A total of 16 confirmed and seven probable cases were reported in Guinea’s latest outbreak in which 11 patients survived and 12 lives got lost.

Shortly after the infections were detected, national health authorities, with support from World Health Organization (WHO) and partners, mounted a swift response, tapping into the expertise gained in fighting recent outbreaks both in Guinea and in the Democratic Republic of the Congo.

WHO helped ship around 24,000 Ebola vaccine doses and supported the vaccination of nearly 11,000 people at high risk, including over 2800 frontline workers.

More than 100 WHO experts were on the ground coordinating key aspects of the response such as infection prevention and control, disease surveillance, testing, vaccination and treatment using new drugs.

Collaboration with communities was also enhanced to raise awareness about the virus and ensure their involvement and ownership of the efforts to curb the disease.

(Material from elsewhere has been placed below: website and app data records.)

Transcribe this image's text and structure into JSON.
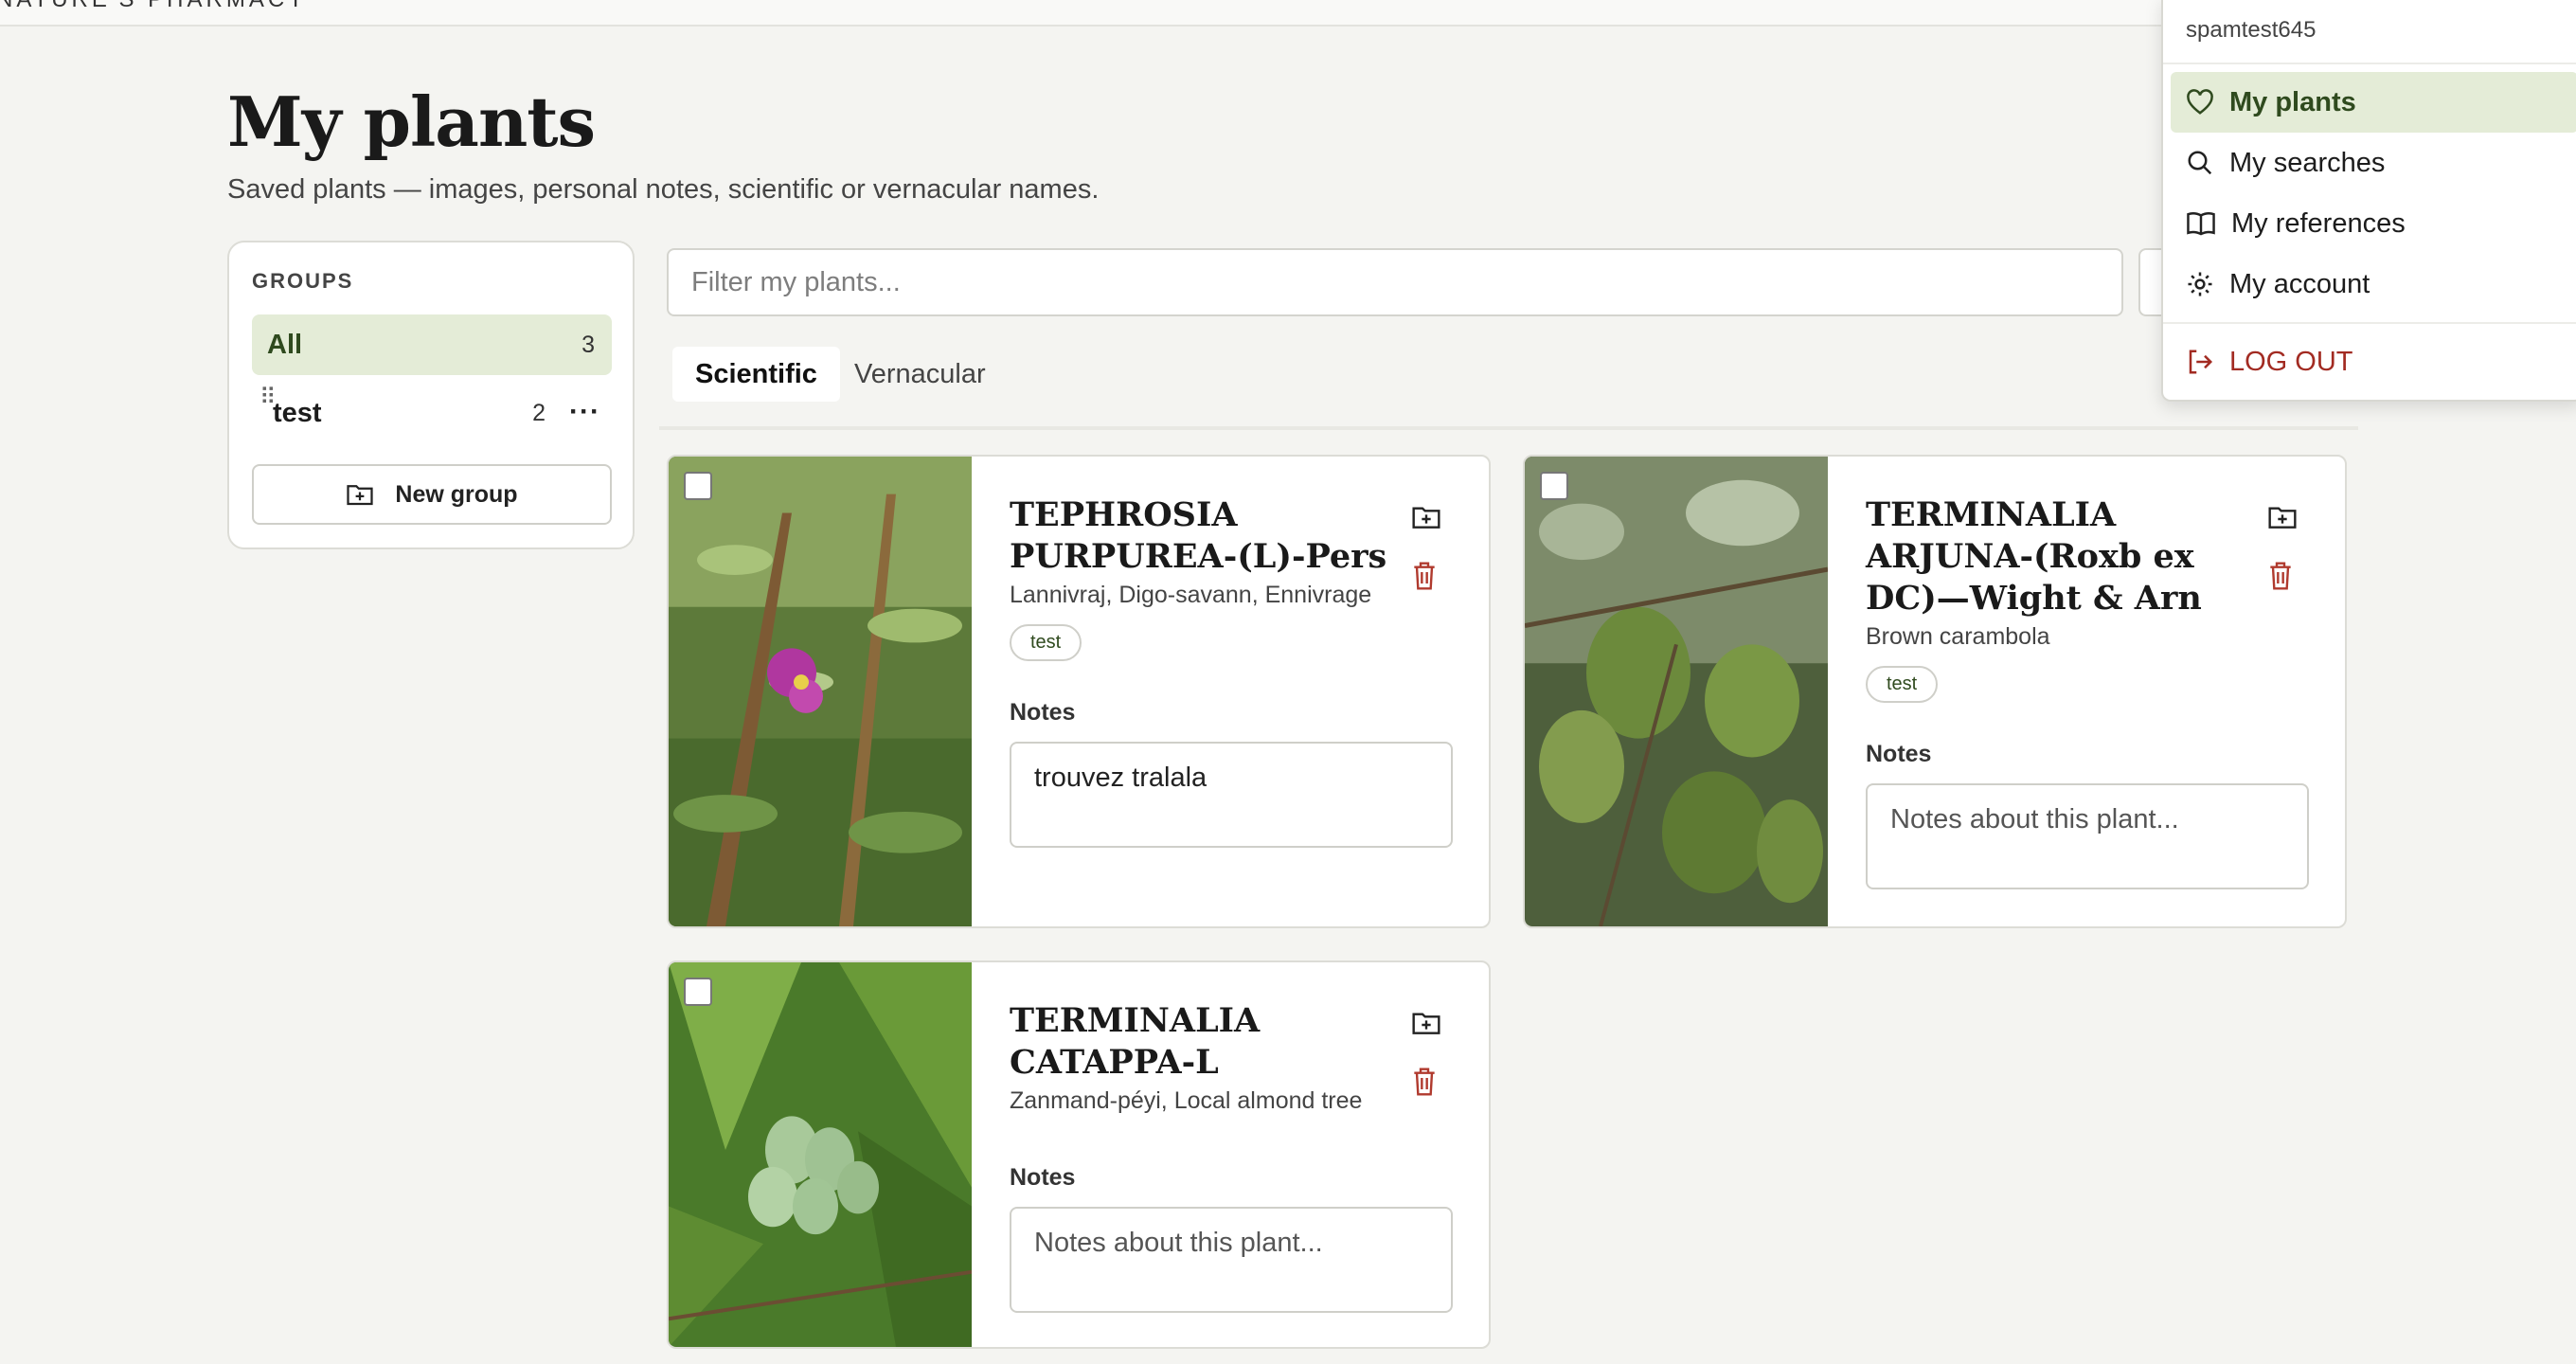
{
  "header": {
    "brand": "NATURE'S PHARMACY"
  },
  "page": {
    "title": "My plants",
    "subtitle": "Saved plants — images, personal notes, scientific or vernacular names."
  },
  "groups": {
    "heading": "GROUPS",
    "items": [
      {
        "name": "All",
        "count": "3"
      },
      {
        "name": "test",
        "count": "2"
      }
    ],
    "new_group_label": "New group"
  },
  "filter": {
    "placeholder": "Filter my plants..."
  },
  "tabs": [
    {
      "label": "Scientific"
    },
    {
      "label": "Vernacular"
    }
  ],
  "cards": [
    {
      "title": "TEPHROSIA PURPUREA-(L)-Pers",
      "vernacular": "Lannivraj, Digo-savann, Ennivrage",
      "tag": "test",
      "notes_label": "Notes",
      "notes_value": "trouvez tralala",
      "notes_placeholder": "Notes about this plant..."
    },
    {
      "title": "TERMINALIA ARJUNA-(Roxb ex DC)—Wight & Arn",
      "vernacular": "Brown carambola",
      "tag": "test",
      "notes_label": "Notes",
      "notes_value": "",
      "notes_placeholder": "Notes about this plant..."
    },
    {
      "title": "TERMINALIA CATAPPA-L",
      "vernacular": "Zanmand-péyi, Local almond tree",
      "tag": "",
      "notes_label": "Notes",
      "notes_value": "",
      "notes_placeholder": "Notes about this plant..."
    }
  ],
  "menu": {
    "username": "spamtest645",
    "items": [
      {
        "label": "My plants",
        "icon": "heart-icon"
      },
      {
        "label": "My searches",
        "icon": "search-icon"
      },
      {
        "label": "My references",
        "icon": "book-icon"
      },
      {
        "label": "My account",
        "icon": "gear-icon"
      }
    ],
    "logout_label": "LOG OUT"
  },
  "colors": {
    "accent_bg": "#e4ecd7",
    "accent_text": "#2f4a1e",
    "danger": "#a22b22",
    "page_bg": "#f4f4f1"
  }
}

I commend the affected communities, the government and people of Guinea, health workers, partners and everyone else whose dedicated efforts made it possible to contain this Ebola outbreak,” said Dr Tedros Adhanom Ghebreyesus, WHO Director-General.

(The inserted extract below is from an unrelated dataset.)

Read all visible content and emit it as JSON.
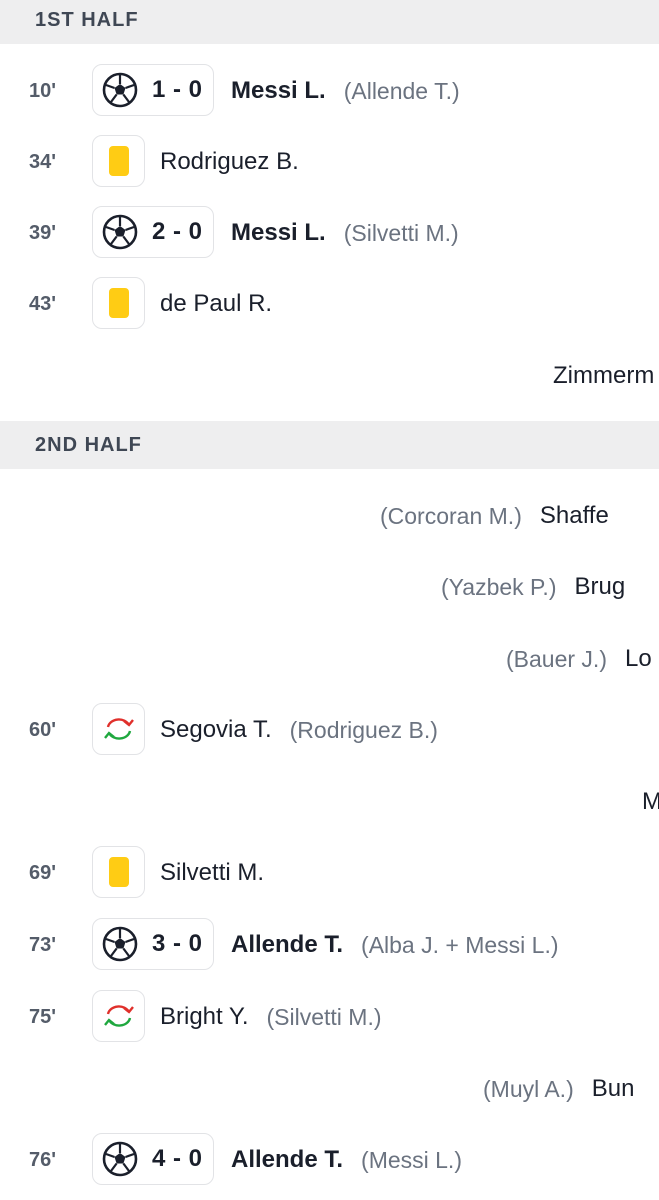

He also said WHOs work in Guinea will continue, including efforts to support survivors’ access post-illness care.

In support of the government’s efforts to curb the outbreak, WHO worked with other United Nations agencies and partners such as the African Development Bank, Alliance for International Medical Action, African Centres for Disease Control and Prevention, World Bank and World Food Program.

According to Dr Matshidiso Moeti, WHO Regional Director for Africa, new innovations and lessons learnt from the previous outbreak in West Africa which claimed 11,000 lives, have assisted Guinea to contain the virus is such a short period.

We are getting faster, better and smarter at fighting Ebola. But while this outbreak is over, we must stay alert for a possible resurgence and ensure the expertise in Ebola expands to other health threats such as COVID-19,” Dr. Moeti added.

WHO continues to support Guinea in its efforts to remain vigilant, maintain surveillance and build capacity to respond quickly to a possible resurgence of the virus.

An Ebola laboratory, treatment infrastructure, logistics capacity and infection prevention measures have been reinforced to better respond to the disease as well as other health emergencies.

While the latest Ebola outbreak was limited to Guinea, to prevent cross-border infections, WHO supported six of the country’s neighbors to ramp up preparedness measures, including stepping up surveillance and screening at border crossings and within high-risk communities, as well as enhancing coordination between governments and the respective health services.